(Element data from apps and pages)
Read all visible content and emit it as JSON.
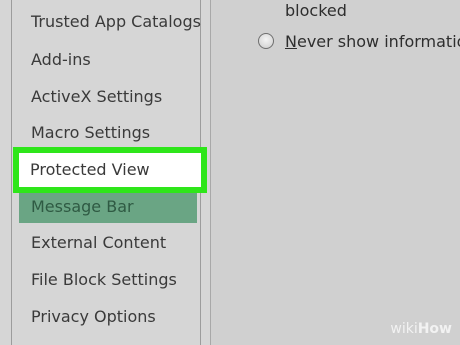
{
  "sidebar": {
    "items": [
      {
        "label": "Trusted App Catalogs"
      },
      {
        "label": "Add-ins"
      },
      {
        "label": "ActiveX Settings"
      },
      {
        "label": "Macro Settings"
      },
      {
        "label": "Protected View",
        "state": "highlighted"
      },
      {
        "label": "Message Bar",
        "state": "selected"
      },
      {
        "label": "External Content"
      },
      {
        "label": "File Block Settings"
      },
      {
        "label": "Privacy Options"
      }
    ]
  },
  "main": {
    "blocked_text": "blocked",
    "never_show_option": {
      "accel": "N",
      "rest": "ever show information",
      "checked": false
    }
  },
  "watermark": {
    "wiki": "wiki",
    "how": "How"
  },
  "colors": {
    "highlight_border": "#2ee61a",
    "selected_bg": "#6aa584",
    "background": "#d3d3d3"
  }
}
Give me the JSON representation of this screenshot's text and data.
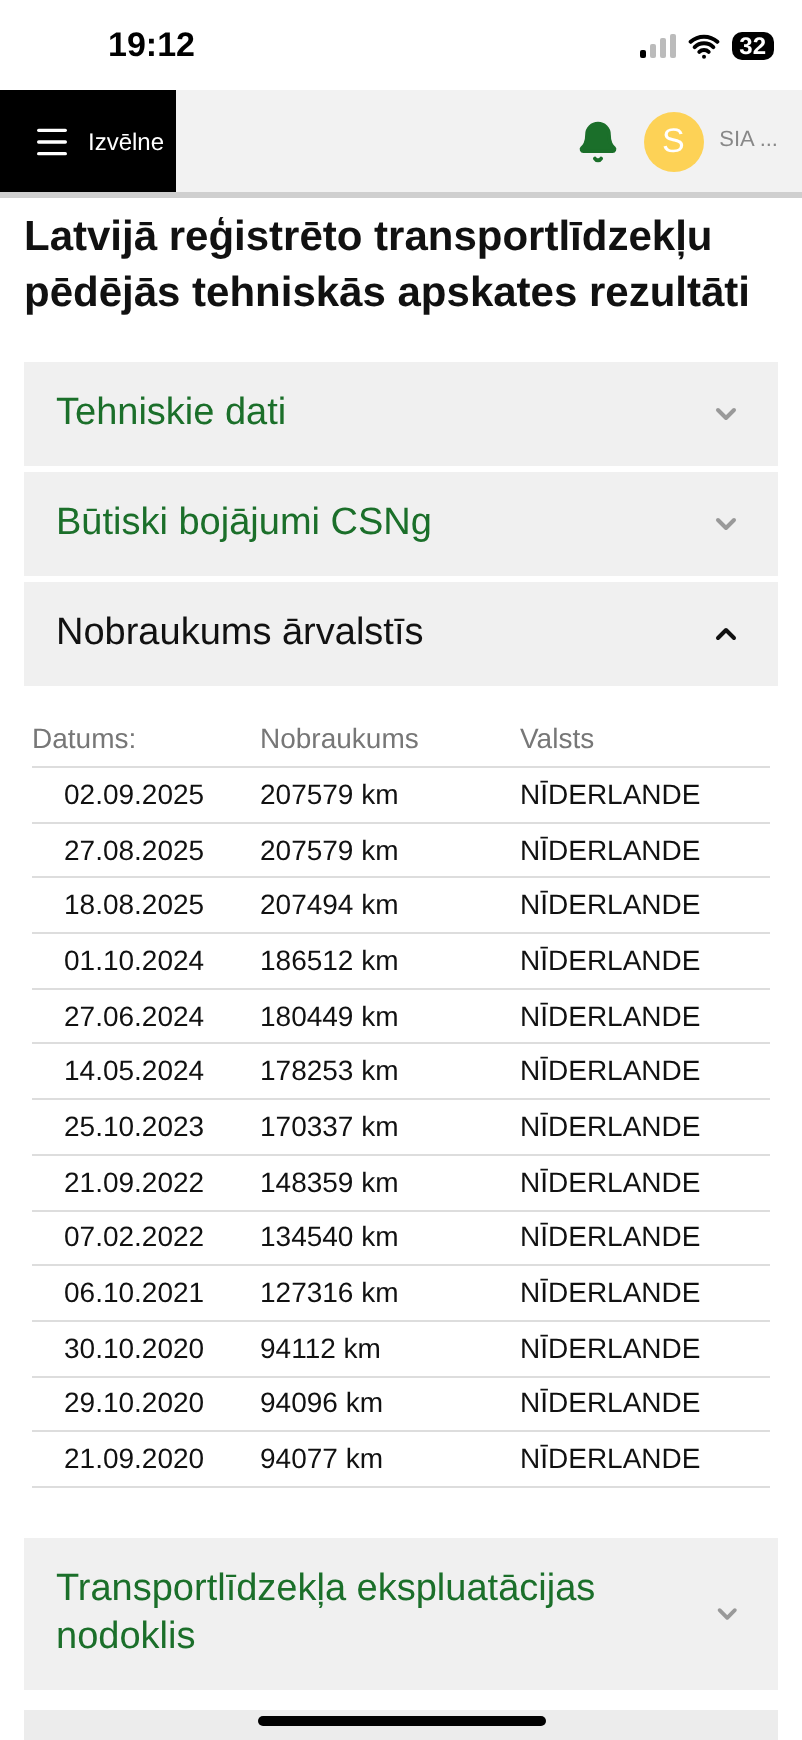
{
  "status_bar": {
    "time": "19:12",
    "battery": "32"
  },
  "header": {
    "menu_label": "Izvēlne",
    "avatar_letter": "S",
    "account": "SIA ..."
  },
  "title": "Latvijā reģistrēto transportlīdzekļu pēdējās tehniskās apskates rezultāti",
  "sections": [
    {
      "title": "Tehniskie dati",
      "expanded": false
    },
    {
      "title": "Būtiski bojājumi CSNg",
      "expanded": false
    },
    {
      "title": "Nobraukums ārvalstīs",
      "expanded": true,
      "table": {
        "columns": [
          "Datums:",
          "Nobraukums",
          "Valsts"
        ],
        "rows": [
          [
            "02.09.2025",
            "207579 km",
            "NĪDERLANDE"
          ],
          [
            "27.08.2025",
            "207579 km",
            "NĪDERLANDE"
          ],
          [
            "18.08.2025",
            "207494 km",
            "NĪDERLANDE"
          ],
          [
            "01.10.2024",
            "186512 km",
            "NĪDERLANDE"
          ],
          [
            "27.06.2024",
            "180449 km",
            "NĪDERLANDE"
          ],
          [
            "14.05.2024",
            "178253 km",
            "NĪDERLANDE"
          ],
          [
            "25.10.2023",
            "170337 km",
            "NĪDERLANDE"
          ],
          [
            "21.09.2022",
            "148359 km",
            "NĪDERLANDE"
          ],
          [
            "07.02.2022",
            "134540 km",
            "NĪDERLANDE"
          ],
          [
            "06.10.2021",
            "127316 km",
            "NĪDERLANDE"
          ],
          [
            "30.10.2020",
            "94112 km",
            "NĪDERLANDE"
          ],
          [
            "29.10.2020",
            "94096 km",
            "NĪDERLANDE"
          ],
          [
            "21.09.2020",
            "94077 km",
            "NĪDERLANDE"
          ]
        ]
      }
    },
    {
      "title": "Transportlīdzekļa ekspluatācijas nodoklis",
      "expanded": false
    }
  ]
}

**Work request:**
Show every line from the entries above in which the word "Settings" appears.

**Result for this task:**
        "label": "ActiveX Settings"
        "label": "Macro Settings"
        "label": "File Block Settings"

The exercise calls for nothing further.